For Dawn's Early Light readers interested in Asia, here are some articles worthy of mention, though due to my cold I will not be able to provide the normal longer commentary. However, they are well worth reading and mentioning in this space.
Japan Draft Constitutional Changes Strengthens Military
"Japan's Draft Charter Redefines Military", Washington Post, November 23, 2005
"The governing Liberal Democratic Party on Tuesday released a draft revision of Japan's pacifist constitution that for the first time since World War II would recognize the country's armed forces as a fully functioning military...
The constitutional draft would broaden the government's ability to send forces overseas; such an order now requires special legislation in parliament.
The revision also opens the door to a broader interpretation of the constitution, permitting what some call "collective self-defense" -- or coming to the military aid of other countries. The most likely beneficiary would be Japan's closest ally, the United States, which has urged Japan to adopt such measures. Changes in Japan's constitutional status would have major significance in the region, particularly in the event of a conflict between China and the United States over Taiwan."
DEL posted on this development in "What is Japan's Asia Strategy? (Part II)" on October 29, 2005. After PM Koizumi's crushing September 11, 2005 electoral victory and his ability to purge his LPD party members that were unsupportive, he is in a good position to continue steps towards strengthening the US-Japanese alliance as well as contain China over issues such as Taiwan and check China's growing military strength.
India to unveil new thinking on foreign investment
The Financial Times (subscription required) writes an article on the above title that is important with respect to India's goals in catching up to China and put some extra horsepower into their economy.
"India’s Communist-backed government will on Thursday afternoon consider a sweeping liberalisation of foreign direct investment rules that would kick start a long-stalled programme of economic reforms.
Kamal Nath, India’s minister for commerce and industry, has proposed allowing 100 per cent foreign direct investment in a range of sectors, including airport construction, oil & gas infrastructure and cash & carry wholesale trading."
Indonesia to Again Receive US Military Support
The US wants Indonesia back in its sphere of influence and not that of the Russians or Chinese.
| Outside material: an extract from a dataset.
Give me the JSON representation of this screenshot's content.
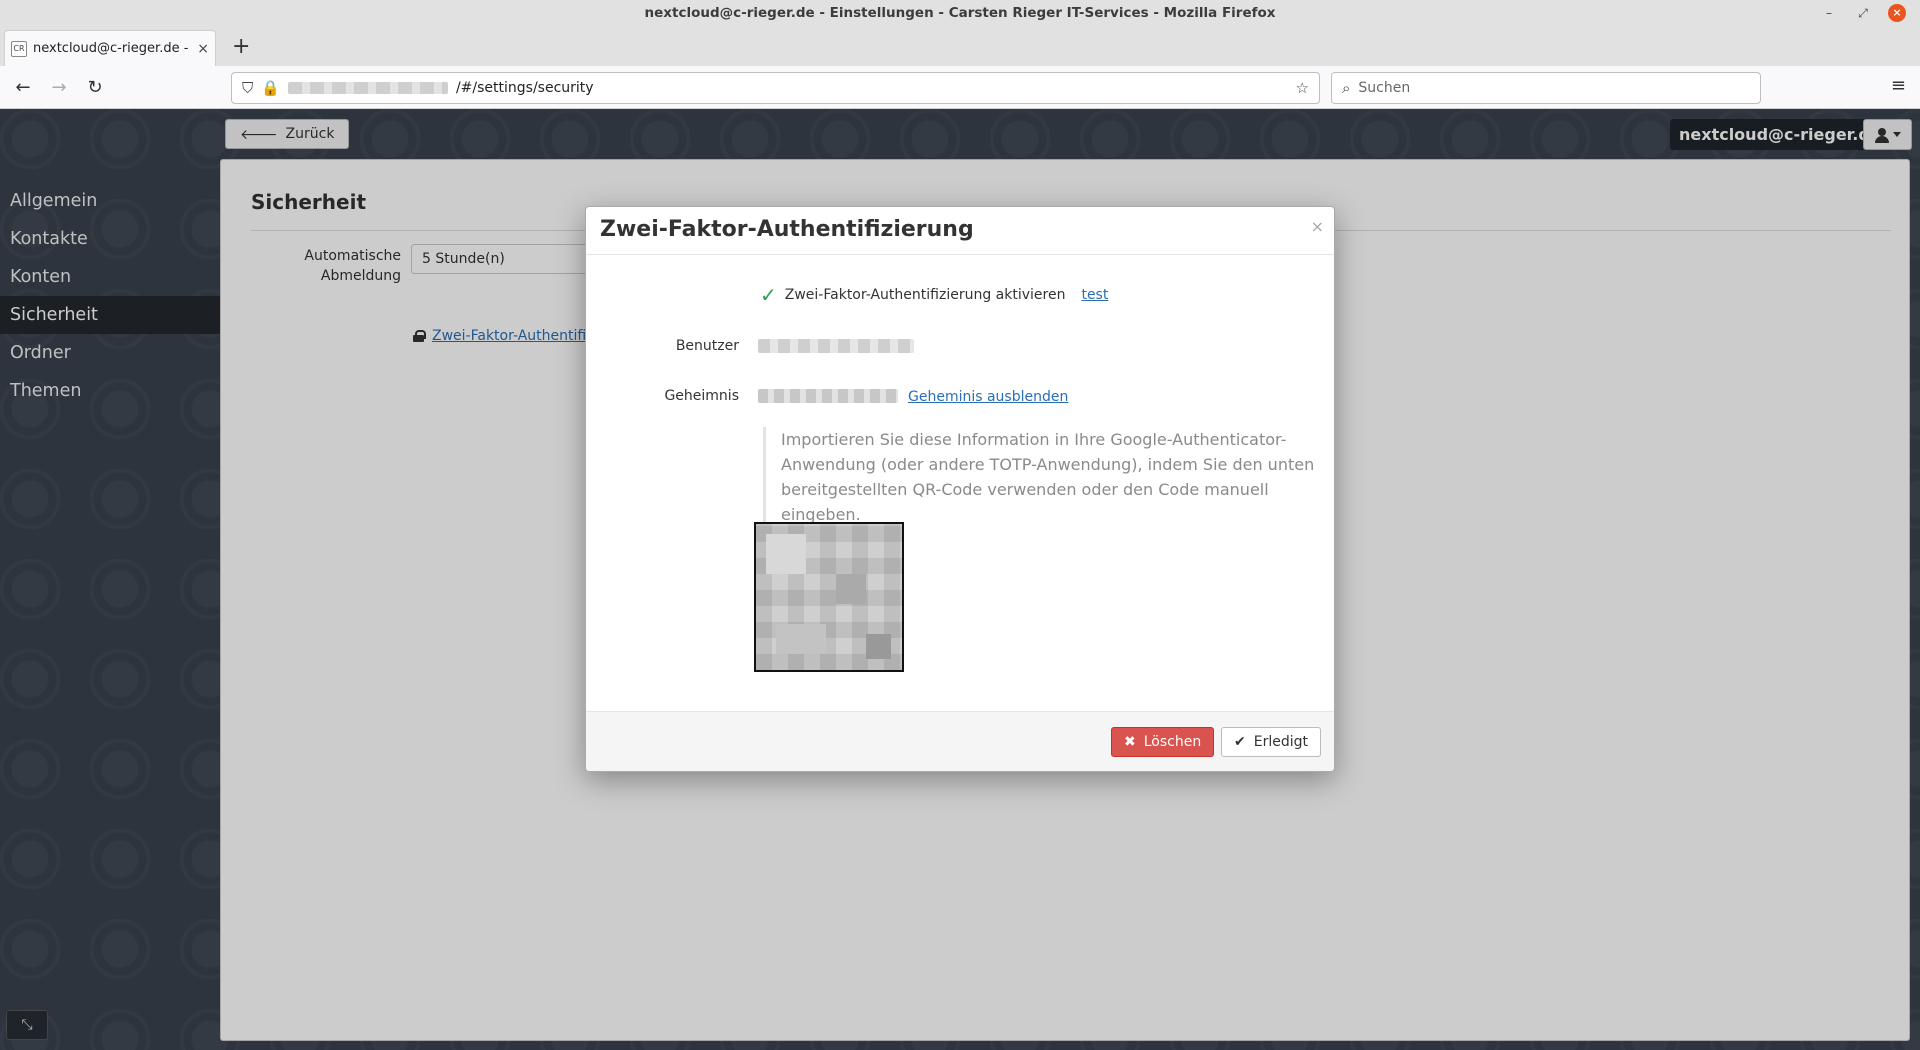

Goodwill created by the US in the wake of last year's devastating tsunami helped US standing in Indonesia. This, coupled with its strategic importance as the largest Muslim nation, is the reason for the aggressive US diplomatic move. The Asia Times Online reports:
"Citing 'national security interests' and noting that Indonesia plays a strategic role in Southeast Asia and is a 'voice of moderation in the Islamic world', the US State Department jumped the gun on Tuesday and lifted a Congress-approved arms embargo against Indonesia.
With East Timor now independent and Aceh no longer a theater of war, Indonesia's pressing need is to upgrade its armed forces to cope with internal security, fight terrorism, guard vital sea lanes, protect the country's numerous oil and gas platforms from terrorist strikes and enforce its maritime boundaries to prevent foreign trawlers from poaching its resources.
Smuggling, illegal fishing and maritime piracy are rife in Indonesian waters, and the addition of more sophisticated vessels will go a long way to curbing these threats...After discussions with President George W Bush, Yudhyono, an ex-general, told a news conference, "I am not pleading for a resumption. We deserve it because we have undergone a reform in our military, with an emphasis on respecting human rights and democracy."
The bulk of Indonesia's hardware is US-made and the TNI - as the army is called - suffers shortages as it can't get replacements and spares.
As a result, Jakarta has increasingly turned to Moscow. After Yudhyono's discussions with Russian President Vladimir Putin, it was announced that both leaders had agreed to start up intensive negotiations on setting up a joint production facility for certain sophisticated military equipment and to develop a national defense industry in cash-strapped Indonesia."
Read the whole article for the details on Indonesia's Type 209-class submarines, Ahmed Yani-class ships, Tribal-class frigates, Claude Jones-class frigates, F-5 fighter and A-4 attack planes, F-16As, Su-27SKs Su-30MK fighters and Hawk 209 light attack jets.
China's Awkward Relations with the EU
DEL has written before on the failure of Chinese foreign policy to lift the arms embargo from the European Union (thanks to a strong US diplomatic effort against French profit motives). Another Asia Times Online piece discusses the EU-French-Sino relationship.
"The recent state visits by President Hu Jintao to the United Kingdom, Germany and Spain are the latest steps in a continuing effort by the Chinese government and its European counterparts to strengthen their ties, but they also demonstrate some of the contradictions China faces in dealing with Europe and its constituent member states.
Both the European Union and China have described their relationship as strategic, although sometimes this seems no more than a hyperbolic way of saying each considers the other important. It is perhaps true that the relationship is more strategic for China than the EU. The promotion of multipolarity is one of the key foreign policy aims of the Chinese government, and the EU is a crucial element in the policy."
The piece discusses UK, German and French positions within the EU trade and military policy regarding China.
Hope you enjoy the articles.